In his interview with the E-learning Letter, Jérémy Salmon (Co-founder and COO, Fifty) points out that the application of knowledge acquired in training is still too often lacking. This reduces the effectiveness of training, especially when training is asked to help change behaviour. Without judging the L&D departments, Jérémy analyses this phenomenon and its causes and provides concrete solutions.
Extract from the article :
"How can we mobilise on the transfer of knowledge?
Jérémy Salmon : First of all, it's a question of making an uncompromising assessment of all the methods used and asking ourselves which ones correspond to which issues. A well-done eLearning course is used to acquire knowledge and memorise it; a self-diagnosis or a simulation will be used to position oneself, to appropriate this knowledge, etc. But be careful not to confuse these devices, which help "I have understood and I want to change" with "I am changing and I can measure it".
To achieve this last objective, the Learning & Development (L&D) Departments and the public authorities introduced FEST: Training in a work situation, in which learners are expected to "do". Then, to overcome the limitations of this system, in particular the difficulty of scaling up and on cross-cutting skills, eDoing soon emerged.

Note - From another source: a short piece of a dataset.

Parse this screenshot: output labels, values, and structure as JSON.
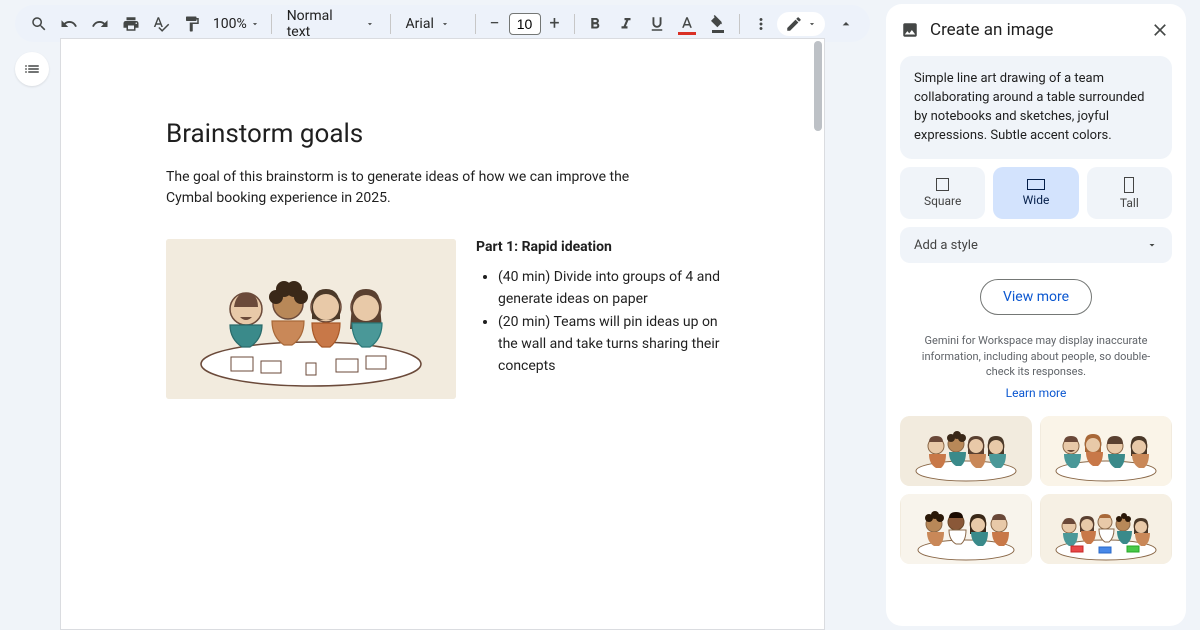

It is a matter of combining the ancestral method of small steps with the power of digital technology, following the model that learners have already established in their personal lives. Practising a sport, being more eco-friendly, eating better: these are all new behaviours that can be acquired by doing, not just by reading.

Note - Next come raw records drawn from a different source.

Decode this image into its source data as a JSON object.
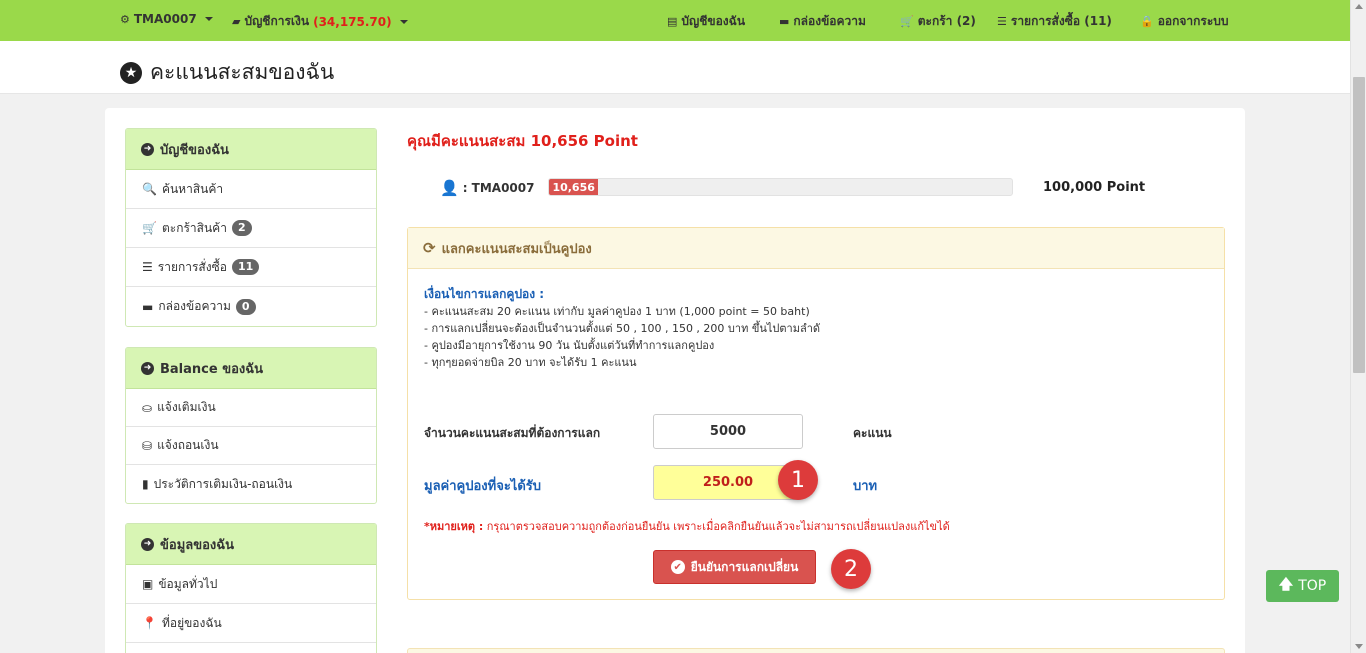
{
  "nav": {
    "user": "TMA0007",
    "account_label": "บัญชีการเงิน",
    "account_balance": "(34,175.70)",
    "my_account": "บัญชีของฉัน",
    "messages": "กล่องข้อความ",
    "cart": "ตะกร้า (2)",
    "orders": "รายการสั่งซื้อ (11)",
    "logout": "ออกจากระบบ"
  },
  "page_title": "คะแนนสะสมของฉัน",
  "sidebar": {
    "account_panel": {
      "title": "บัญชีของฉัน",
      "items": [
        {
          "label": "ค้นหาสินค้า",
          "icon": "search-icon"
        },
        {
          "label": "ตะกร้าสินค้า",
          "badge": "2",
          "icon": "cart-icon"
        },
        {
          "label": "รายการสั่งซื้อ",
          "badge": "11",
          "icon": "list-icon"
        },
        {
          "label": "กล่องข้อความ",
          "badge": "0",
          "icon": "comment-icon"
        }
      ]
    },
    "balance_panel": {
      "title": "Balance ของฉัน",
      "items": [
        {
          "label": "แจ้งเติมเงิน",
          "icon": "deposit-icon"
        },
        {
          "label": "แจ้งถอนเงิน",
          "icon": "withdraw-icon"
        },
        {
          "label": "ประวัติการเติมเงิน-ถอนเงิน",
          "icon": "bar-chart-icon"
        }
      ]
    },
    "info_panel": {
      "title": "ข้อมูลของฉัน",
      "items": [
        {
          "label": "ข้อมูลทั่วไป",
          "icon": "id-card-icon"
        },
        {
          "label": "ที่อยู่ของฉัน",
          "icon": "map-marker-icon"
        }
      ]
    }
  },
  "points": {
    "headline": "คุณมีคะแนนสะสม 10,656 Point",
    "user_label": ": TMA0007",
    "progress_label": "10,656",
    "progress_fraction": 0.10656,
    "goal": "100,000 Point"
  },
  "exchange": {
    "title": "แลกคะแนนสะสมเป็นคูปอง",
    "conditions_title": "เงื่อนไขการแลกคูปอง :",
    "conditions": [
      "- คะแนนสะสม 20 คะแนน เท่ากับ มูลค่าคูปอง 1 บาท  (1,000 point = 50 baht)",
      "- การแลกเปลี่ยนจะต้องเป็นจำนวนตั้งแต่   50 , 100 , 150 , 200 บาท ขึ้นไปตามลำดั",
      "- คูปองมีอายุการใช้งาน 90 วัน นับตั้งแต่วันที่ทำการแลกคูปอง",
      "- ทุกๆยอดจ่ายบิล 20 บาท จะได้รับ 1 คะแนน"
    ],
    "points_label": "จำนวนคะแนนสะสมที่ต้องการแลก",
    "points_value": "5000",
    "points_unit": "คะแนน",
    "coupon_label": "มูลค่าคูปองที่จะได้รับ",
    "coupon_value": "250.00",
    "coupon_unit": "บาท",
    "note_prefix": "*หมายเหตุ :",
    "note_text": " กรุณาตรวจสอบความถูกต้องก่อนยืนยัน เพราะเมื่อคลิกยืนยันแล้วจะไม่สามารถเปลี่ยนแปลงแก้ไขได้",
    "confirm_label": "ยืนยันการแลกเปลี่ยน",
    "step1": "1",
    "step2": "2"
  },
  "top_button": "TOP",
  "colors": {
    "nav_green": "#9ad94a",
    "accent_red": "#e0201b",
    "button_red": "#d9534f",
    "link_blue": "#1a5fb4",
    "top_green": "#5cb85c"
  }
}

What is the scientific basis for eDoing?
Jérémy Salmon : The eDoing recommends personalised actions for learners to carry out in their daily lives. For example, to work in a more agile way: "At the end of your next meeting, report live by sharing your screen". "
To read the full article, click HERE.